• **PROBLEM TO SOLVE**
Which of the lines below mention the word "structured"? Pull each one out.

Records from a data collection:
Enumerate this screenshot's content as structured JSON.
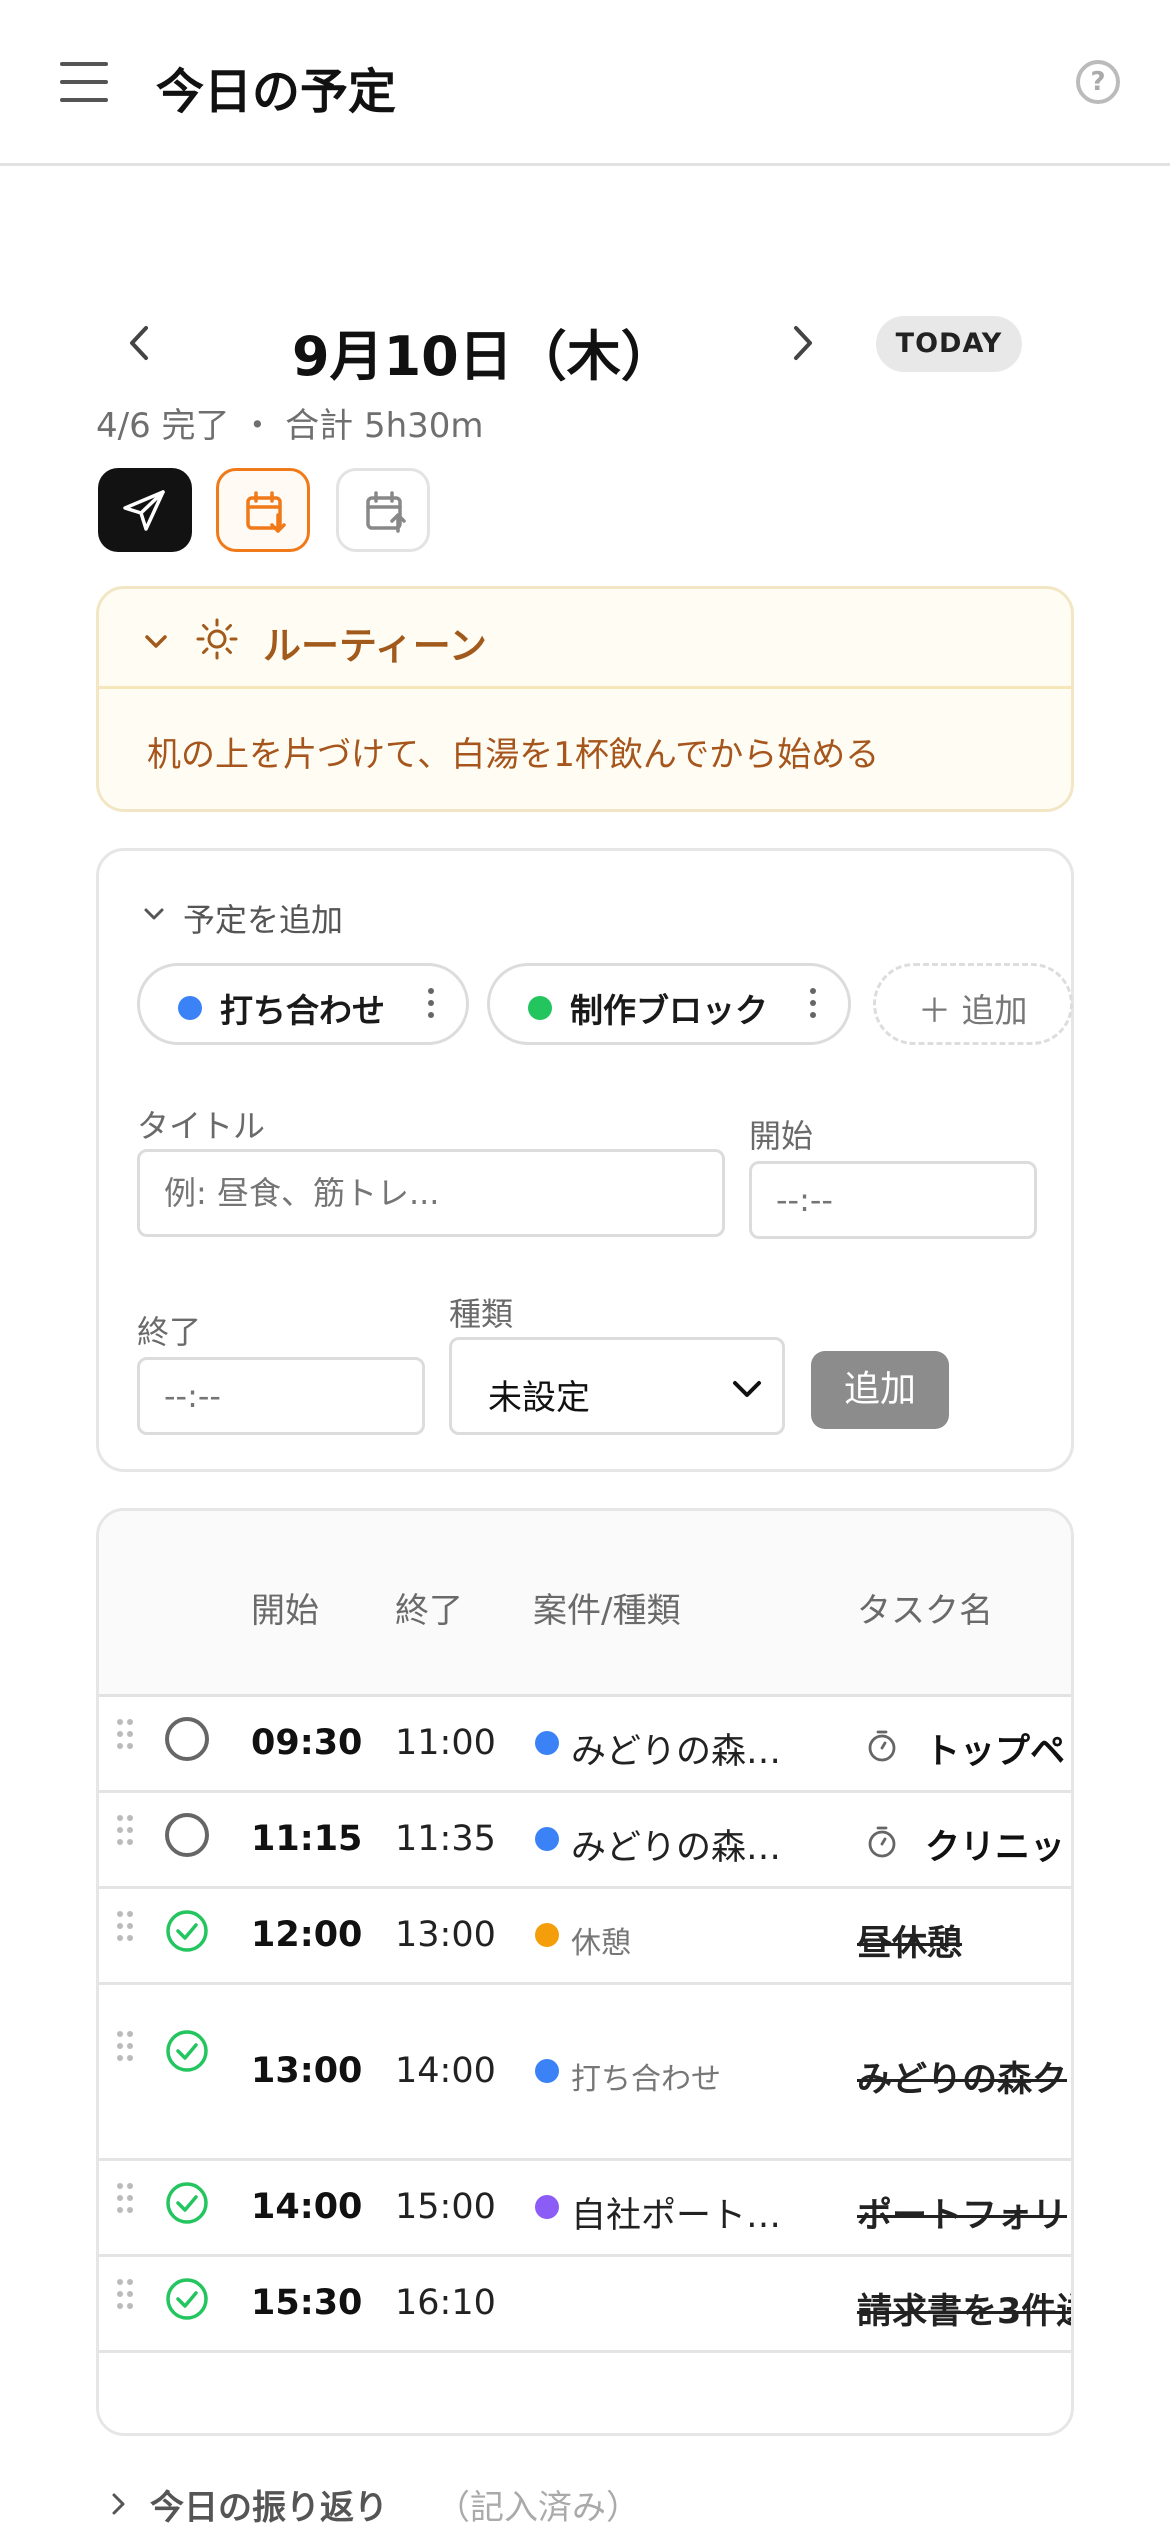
{
  "header": {
    "title": "今日の予定",
    "help_icon": "question-circle-icon",
    "menu_icon": "hamburger-icon"
  },
  "date_nav": {
    "date": "9月10日（木）",
    "today_label": "TODAY"
  },
  "summary": "4/6 完了 ・ 合計 5h30m",
  "routine": {
    "title": "ルーティーン",
    "text": "机の上を片づけて、白湯を1杯飲んでから始める"
  },
  "add_panel": {
    "heading": "予定を追加",
    "chips": [
      {
        "label": "打ち合わせ",
        "color": "#3b82f6"
      },
      {
        "label": "制作ブロック",
        "color": "#22c55e"
      }
    ],
    "add_chip_label": "＋ 追加",
    "title_label": "タイトル",
    "title_placeholder": "例: 昼食、筋トレ...",
    "start_label": "開始",
    "start_placeholder": "--:--",
    "end_label": "終了",
    "end_placeholder": "--:--",
    "type_label": "種類",
    "type_value": "未設定",
    "submit_label": "追加"
  },
  "table": {
    "headers": [
      "開始",
      "終了",
      "案件/種類",
      "タスク名"
    ],
    "rows": [
      {
        "start": "09:30",
        "end": "11:00",
        "project": "みどりの森…",
        "project_color": "#3b82f6",
        "task": "トップペ",
        "done": false,
        "timer": true
      },
      {
        "start": "11:15",
        "end": "11:35",
        "project": "みどりの森…",
        "project_color": "#3b82f6",
        "task": "クリニッ",
        "done": false,
        "timer": true
      },
      {
        "start": "12:00",
        "end": "13:00",
        "project": "休憩",
        "project_color": "#f59e0b",
        "task": "昼休憩",
        "done": true,
        "timer": false
      },
      {
        "start": "13:00",
        "end": "14:00",
        "project": "打ち合わせ",
        "project_color": "#3b82f6",
        "task": "みどりの森ク",
        "done": true,
        "timer": false
      },
      {
        "start": "14:00",
        "end": "15:00",
        "project": "自社ポート…",
        "project_color": "#8b5cf6",
        "task": "ポートフォリ",
        "done": true,
        "timer": false
      },
      {
        "start": "15:30",
        "end": "16:10",
        "project": "",
        "project_color": "",
        "task": "請求書を3件送",
        "done": true,
        "timer": false
      }
    ]
  },
  "reflection": {
    "title": "今日の振り返り",
    "status": "（記入済み）"
  }
}
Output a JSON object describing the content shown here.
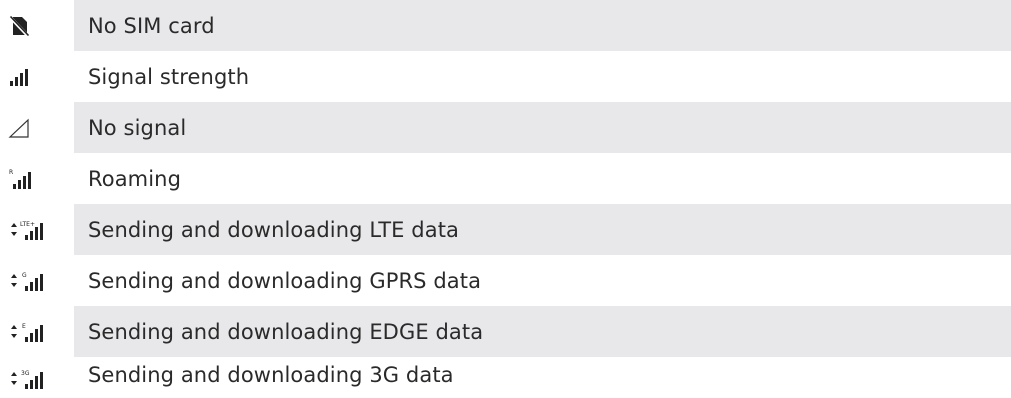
{
  "rows": [
    {
      "icon": "no-sim-card-icon",
      "label": "No SIM card",
      "shaded": true
    },
    {
      "icon": "signal-strength-icon",
      "label": "Signal strength",
      "shaded": false
    },
    {
      "icon": "no-signal-icon",
      "label": "No signal",
      "shaded": true
    },
    {
      "icon": "roaming-icon",
      "label": "Roaming",
      "shaded": false,
      "badge": "R"
    },
    {
      "icon": "lte-data-icon",
      "label": "Sending and downloading LTE data",
      "shaded": true,
      "badge": "LTE+"
    },
    {
      "icon": "gprs-data-icon",
      "label": "Sending and downloading GPRS data",
      "shaded": false,
      "badge": "G"
    },
    {
      "icon": "edge-data-icon",
      "label": "Sending and downloading EDGE data",
      "shaded": true,
      "badge": "E"
    },
    {
      "icon": "3g-data-icon",
      "label": "Sending and downloading 3G data",
      "shaded": false,
      "badge": "3G"
    }
  ],
  "colors": {
    "row_shade": "#e8e8ea",
    "text": "#2a2a2a",
    "icon": "#222222"
  }
}
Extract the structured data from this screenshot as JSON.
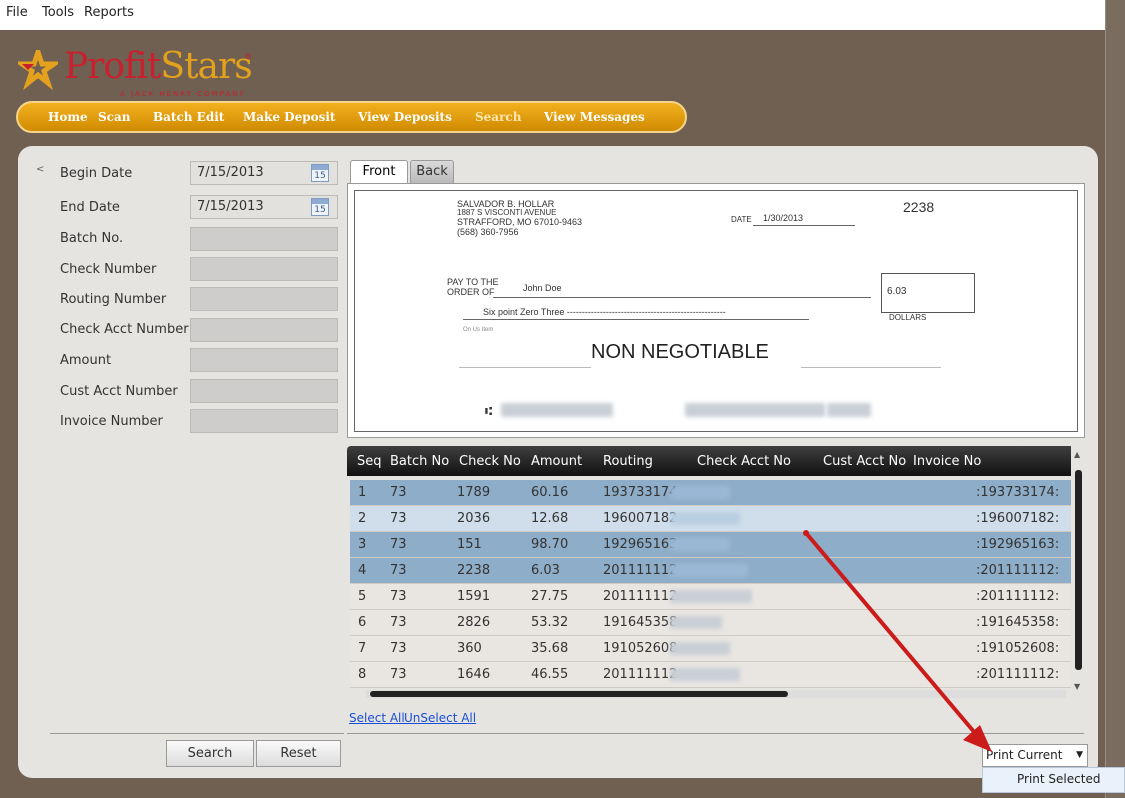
{
  "menu": {
    "file": "File",
    "tools": "Tools",
    "reports": "Reports"
  },
  "logo": {
    "profit": "Profit",
    "stars": "Stars",
    "subtitle": "A JACK HENRY COMPANY",
    "reg": "®"
  },
  "nav": [
    "Home",
    "Scan",
    "Batch Edit",
    "Make Deposit",
    "View Deposits",
    "Search",
    "View Messages"
  ],
  "nav_active": "Search",
  "filters": {
    "begin_date_label": "Begin Date",
    "begin_date_value": "7/15/2013",
    "end_date_label": "End Date",
    "end_date_value": "7/15/2013",
    "batch_no_label": "Batch No.",
    "check_number_label": "Check Number",
    "routing_number_label": "Routing Number",
    "check_acct_label": "Check Acct Number",
    "amount_label": "Amount",
    "cust_acct_label": "Cust Acct Number",
    "invoice_label": "Invoice Number",
    "calendar_icon_text": "15"
  },
  "buttons": {
    "search": "Search",
    "reset": "Reset"
  },
  "tabs": {
    "front": "Front",
    "back": "Back"
  },
  "check": {
    "name": "SALVADOR B. HOLLAR",
    "address1": "1887 S VISCONTI AVENUE",
    "address2": "STRAFFORD, MO 67010-9463",
    "phone": "(568) 360-7956",
    "number": "2238",
    "date_label": "DATE",
    "date": "1/30/2013",
    "pay_to_1": "PAY TO THE",
    "pay_to_2": "ORDER OF",
    "payee": "John Doe",
    "amount": "6.03",
    "amount_words": "Six point Zero Three -----------------------------------------------------",
    "dollars": "DOLLARS",
    "memo_label": "On Us Item",
    "non_negotiable": "NON NEGOTIABLE",
    "micr_symbol": "⑆"
  },
  "grid": {
    "headers": [
      "Seq",
      "Batch No",
      "Check No",
      "Amount",
      "Routing",
      "Check Acct No",
      "Cust Acct No",
      "Invoice No"
    ],
    "rows": [
      {
        "seq": "1",
        "batch": "73",
        "check": "1789",
        "amount": "60.16",
        "routing": "193733174",
        "tail": ":193733174:"
      },
      {
        "seq": "2",
        "batch": "73",
        "check": "2036",
        "amount": "12.68",
        "routing": "196007182",
        "tail": ":196007182:"
      },
      {
        "seq": "3",
        "batch": "73",
        "check": "151",
        "amount": "98.70",
        "routing": "192965163",
        "tail": ":192965163:"
      },
      {
        "seq": "4",
        "batch": "73",
        "check": "2238",
        "amount": "6.03",
        "routing": "201111112",
        "tail": ":201111112:"
      },
      {
        "seq": "5",
        "batch": "73",
        "check": "1591",
        "amount": "27.75",
        "routing": "201111112",
        "tail": ":201111112:"
      },
      {
        "seq": "6",
        "batch": "73",
        "check": "2826",
        "amount": "53.32",
        "routing": "191645358",
        "tail": ":191645358:"
      },
      {
        "seq": "7",
        "batch": "73",
        "check": "360",
        "amount": "35.68",
        "routing": "191052608",
        "tail": ":191052608:"
      },
      {
        "seq": "8",
        "batch": "73",
        "check": "1646",
        "amount": "46.55",
        "routing": "201111112",
        "tail": ":201111112:"
      }
    ]
  },
  "links": {
    "select_all": "Select All",
    "unselect_all": "UnSelect All"
  },
  "print": {
    "current": "Print Current",
    "selected": "Print Selected"
  },
  "colors": {
    "nav_orange": "#e39e0b",
    "brand_red": "#c8202f",
    "selected_row": "#8eadc8",
    "arrow": "#cc1b1b"
  }
}
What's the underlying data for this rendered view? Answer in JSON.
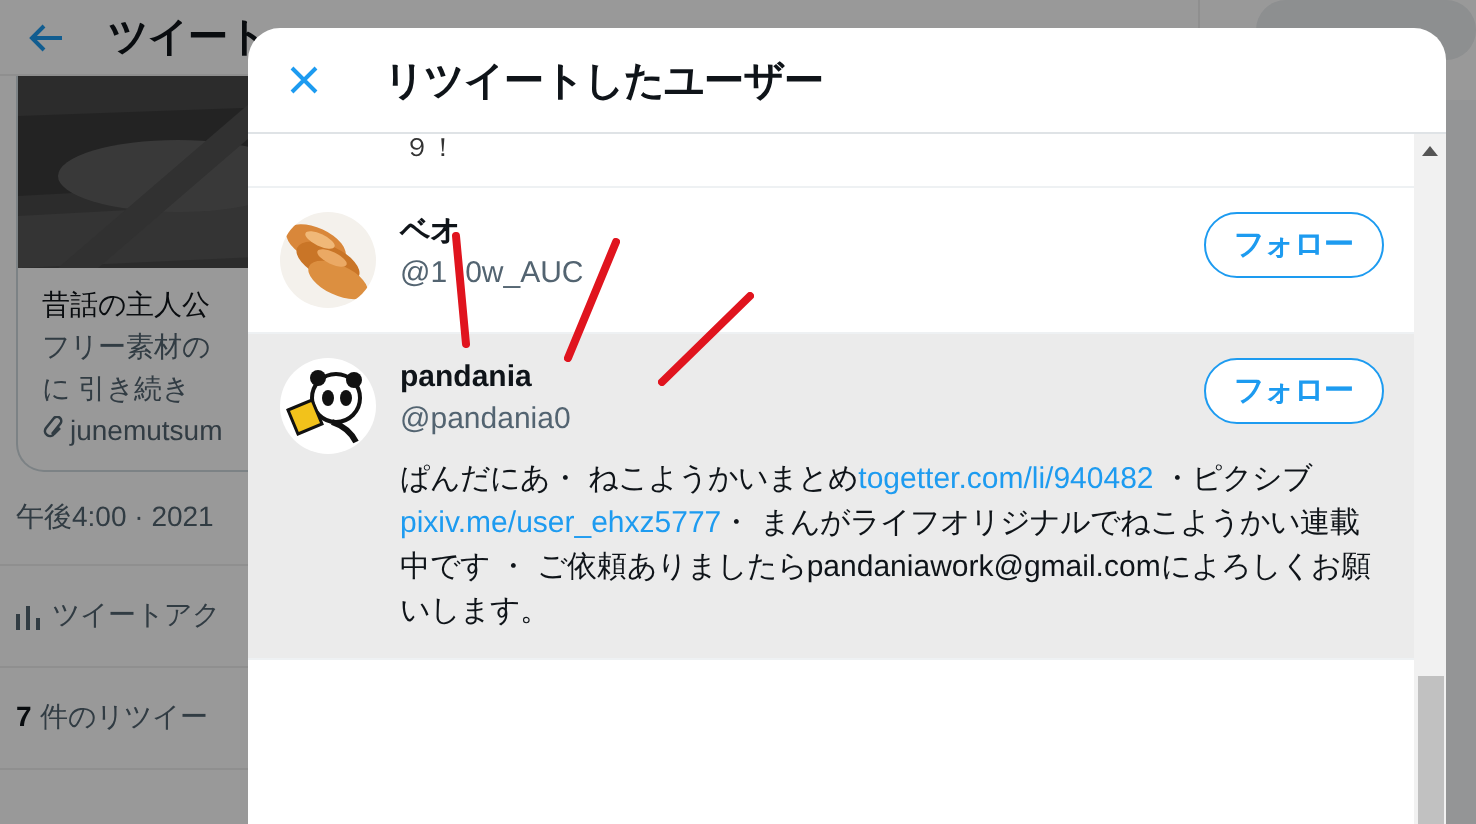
{
  "background": {
    "header": {
      "title": "ツイート"
    },
    "card": {
      "image": {
        "kind": "picture"
      },
      "lines": [
        "昔話の主人公",
        "フリー素材の",
        "に 引き続き"
      ],
      "link": "junemutsum"
    },
    "timestamp": "午後4:00 · 2021",
    "analytics": "ツイートアク",
    "retweets": {
      "count": "7",
      "label": "件のリツイー"
    },
    "search": {
      "kind": "field"
    }
  },
  "modal": {
    "title": "リツイートしたユーザー",
    "partial_text": "９！",
    "users": [
      {
        "name": "ベオ",
        "handle_parts": [
          "@1",
          "0w_AUC"
        ],
        "button": "フォロー",
        "avatar": {
          "kind": "picture"
        },
        "highlighted": false
      },
      {
        "name": "pandania",
        "handle_parts": [
          "@pandania0"
        ],
        "button": "フォロー",
        "avatar": {
          "kind": "icon"
        },
        "highlighted": true,
        "bio": [
          {
            "kind": "text",
            "text": "ぱんだにあ・ ねこようかいまとめ"
          },
          {
            "kind": "link",
            "text": "togetter.com/li/940482"
          },
          {
            "kind": "text",
            "text": " ・ピクシブ"
          },
          {
            "kind": "link",
            "text": "pixiv.me/user_ehxz5777"
          },
          {
            "kind": "text",
            "text": "・ まんがライフオリジナルでねこようかい連載中です ・ ご依頼ありましたらpandaniawork@gmail.comによろしくお願いします。"
          }
        ]
      }
    ]
  }
}
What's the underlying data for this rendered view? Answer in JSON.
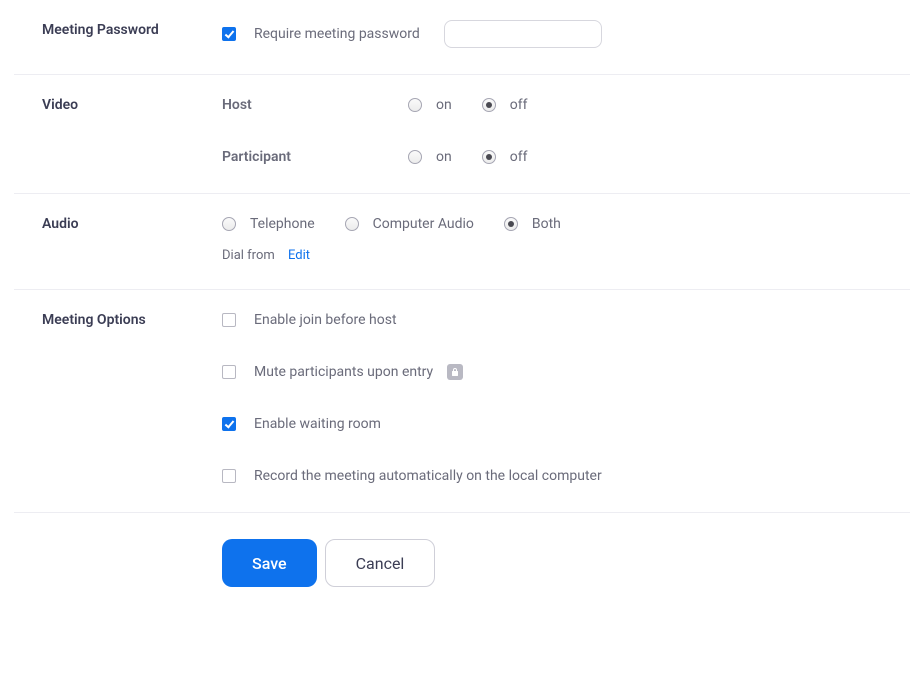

• **REPLY**
Enumerate this screenshot's content as structured JSON.
Extract the structured data from this screenshot as JSON.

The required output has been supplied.